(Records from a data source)
_ _ _ _ _ _ _
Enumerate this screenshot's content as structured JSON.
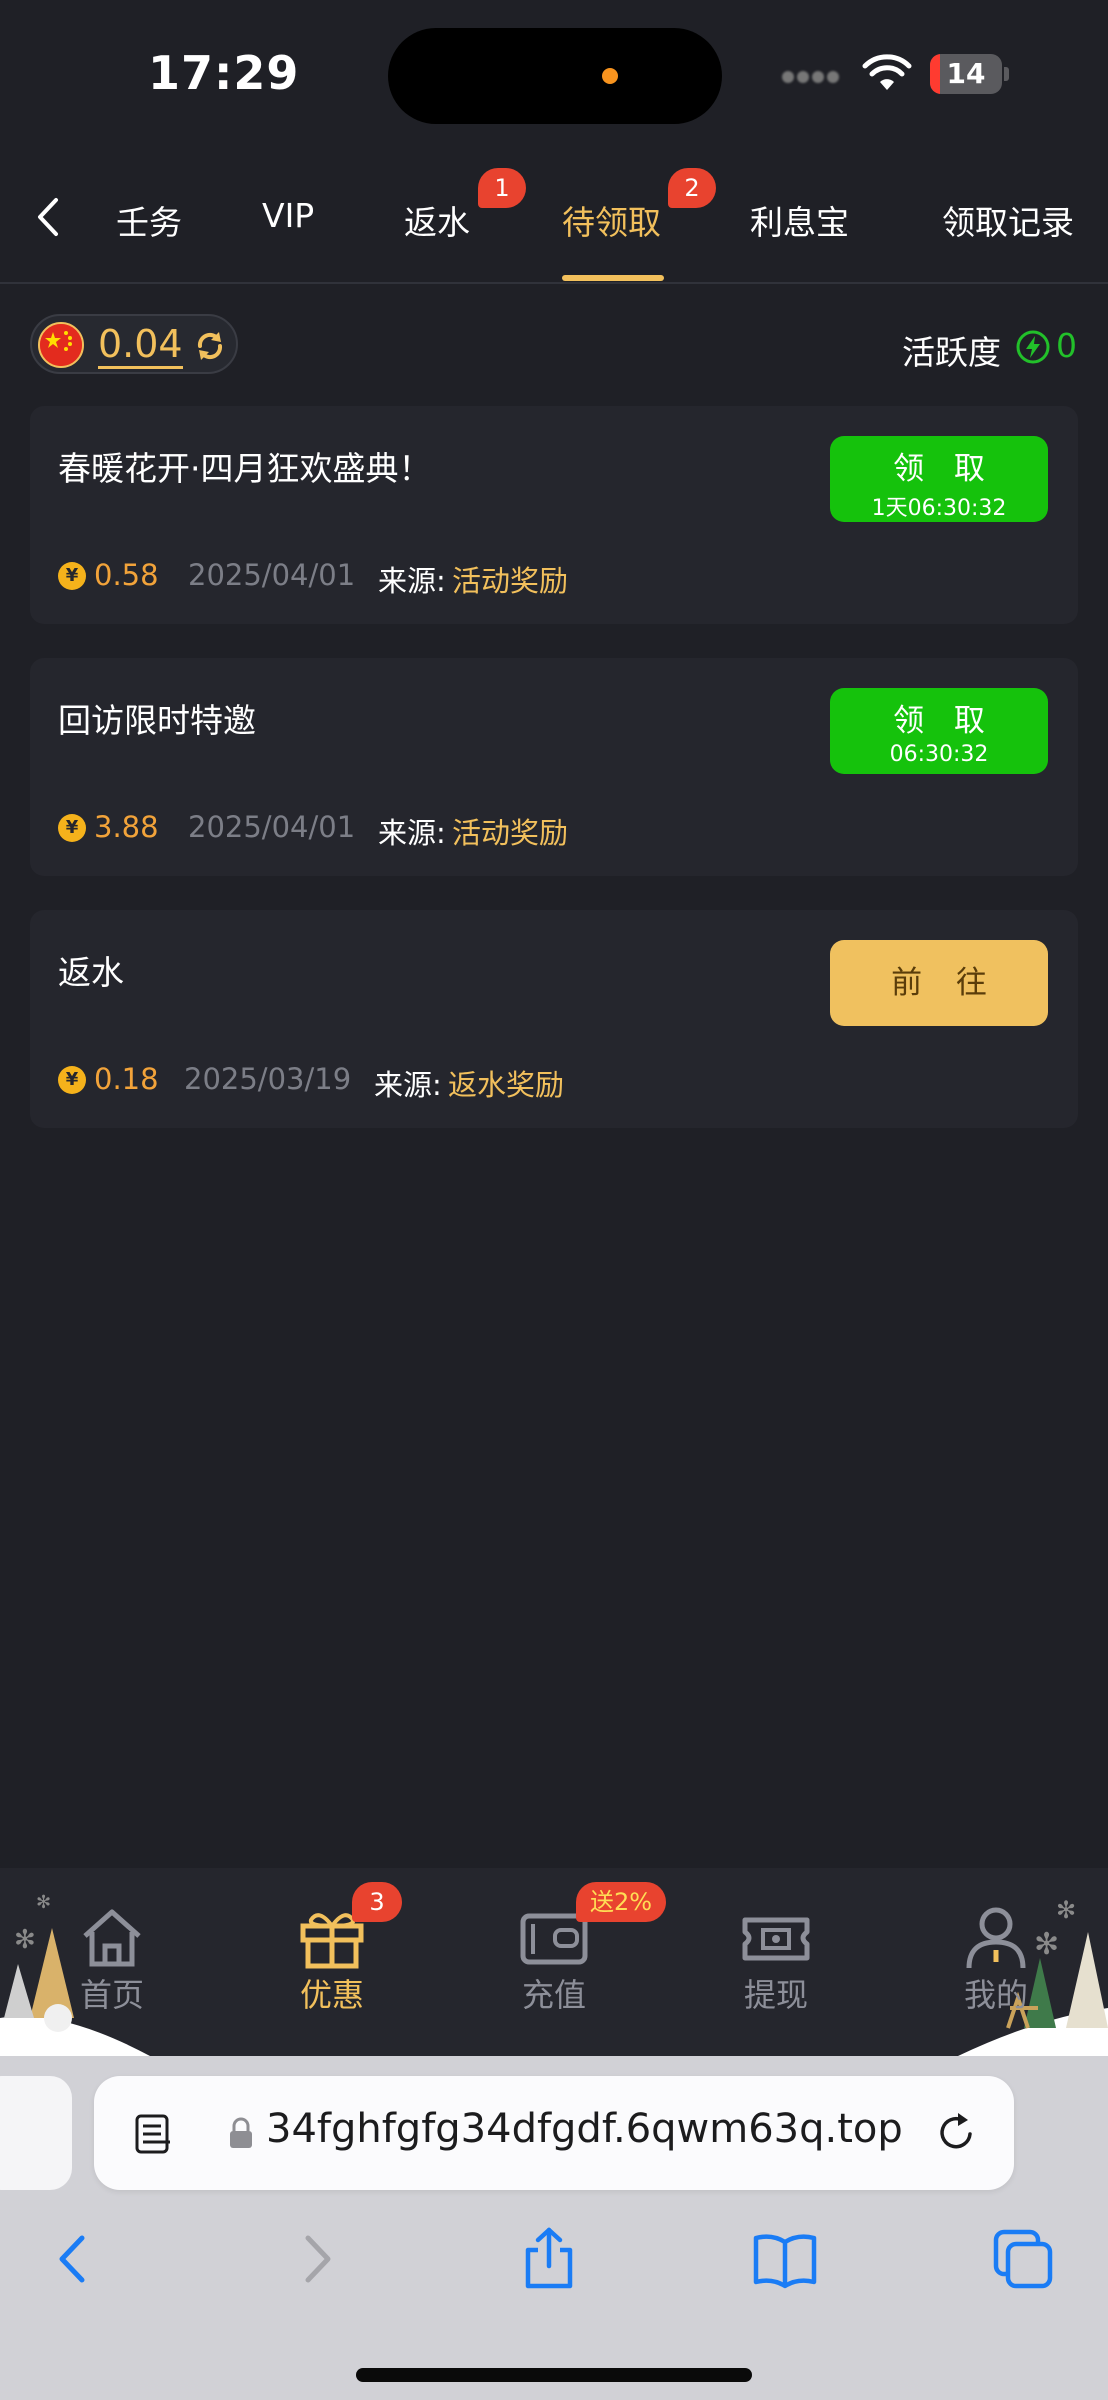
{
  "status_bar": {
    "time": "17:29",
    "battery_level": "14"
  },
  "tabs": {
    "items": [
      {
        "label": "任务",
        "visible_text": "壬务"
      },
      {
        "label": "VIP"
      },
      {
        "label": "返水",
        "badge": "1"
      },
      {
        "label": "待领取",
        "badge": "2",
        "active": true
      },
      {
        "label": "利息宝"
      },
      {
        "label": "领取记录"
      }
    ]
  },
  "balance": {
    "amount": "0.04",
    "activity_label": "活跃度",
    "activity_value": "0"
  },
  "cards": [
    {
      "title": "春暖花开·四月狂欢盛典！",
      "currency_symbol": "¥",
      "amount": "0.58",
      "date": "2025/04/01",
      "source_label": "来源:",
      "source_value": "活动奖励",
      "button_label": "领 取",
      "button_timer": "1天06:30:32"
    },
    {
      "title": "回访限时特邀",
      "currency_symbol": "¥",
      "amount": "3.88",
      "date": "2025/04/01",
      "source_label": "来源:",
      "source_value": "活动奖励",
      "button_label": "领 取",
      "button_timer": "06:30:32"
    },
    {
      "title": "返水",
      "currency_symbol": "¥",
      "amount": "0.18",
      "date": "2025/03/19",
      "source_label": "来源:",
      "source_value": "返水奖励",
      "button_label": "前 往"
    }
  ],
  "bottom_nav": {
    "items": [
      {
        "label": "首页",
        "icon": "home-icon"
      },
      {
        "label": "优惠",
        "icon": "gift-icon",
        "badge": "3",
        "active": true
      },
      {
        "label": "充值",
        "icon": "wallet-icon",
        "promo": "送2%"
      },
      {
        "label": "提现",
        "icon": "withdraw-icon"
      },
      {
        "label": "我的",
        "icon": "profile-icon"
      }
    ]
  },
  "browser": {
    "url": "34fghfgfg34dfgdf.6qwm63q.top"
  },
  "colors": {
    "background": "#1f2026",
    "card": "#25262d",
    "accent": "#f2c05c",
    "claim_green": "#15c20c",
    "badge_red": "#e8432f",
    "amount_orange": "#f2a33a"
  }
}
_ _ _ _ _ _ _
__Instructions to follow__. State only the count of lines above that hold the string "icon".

__Answer__. 5